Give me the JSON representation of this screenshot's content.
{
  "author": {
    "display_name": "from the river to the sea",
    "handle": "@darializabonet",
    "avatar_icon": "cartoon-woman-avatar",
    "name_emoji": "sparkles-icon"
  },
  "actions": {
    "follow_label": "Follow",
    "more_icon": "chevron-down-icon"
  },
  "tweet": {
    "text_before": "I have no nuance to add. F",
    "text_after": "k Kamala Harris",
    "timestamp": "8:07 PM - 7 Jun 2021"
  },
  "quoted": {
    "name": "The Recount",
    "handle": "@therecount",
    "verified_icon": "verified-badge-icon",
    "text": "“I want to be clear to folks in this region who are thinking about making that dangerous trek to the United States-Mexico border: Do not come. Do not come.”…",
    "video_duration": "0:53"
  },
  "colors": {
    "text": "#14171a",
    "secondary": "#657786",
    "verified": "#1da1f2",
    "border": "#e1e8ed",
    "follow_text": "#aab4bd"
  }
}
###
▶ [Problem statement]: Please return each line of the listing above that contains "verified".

▶ [Your solution]:
    "verified_icon": "verified-badge-icon",
    "verified": "#1da1f2",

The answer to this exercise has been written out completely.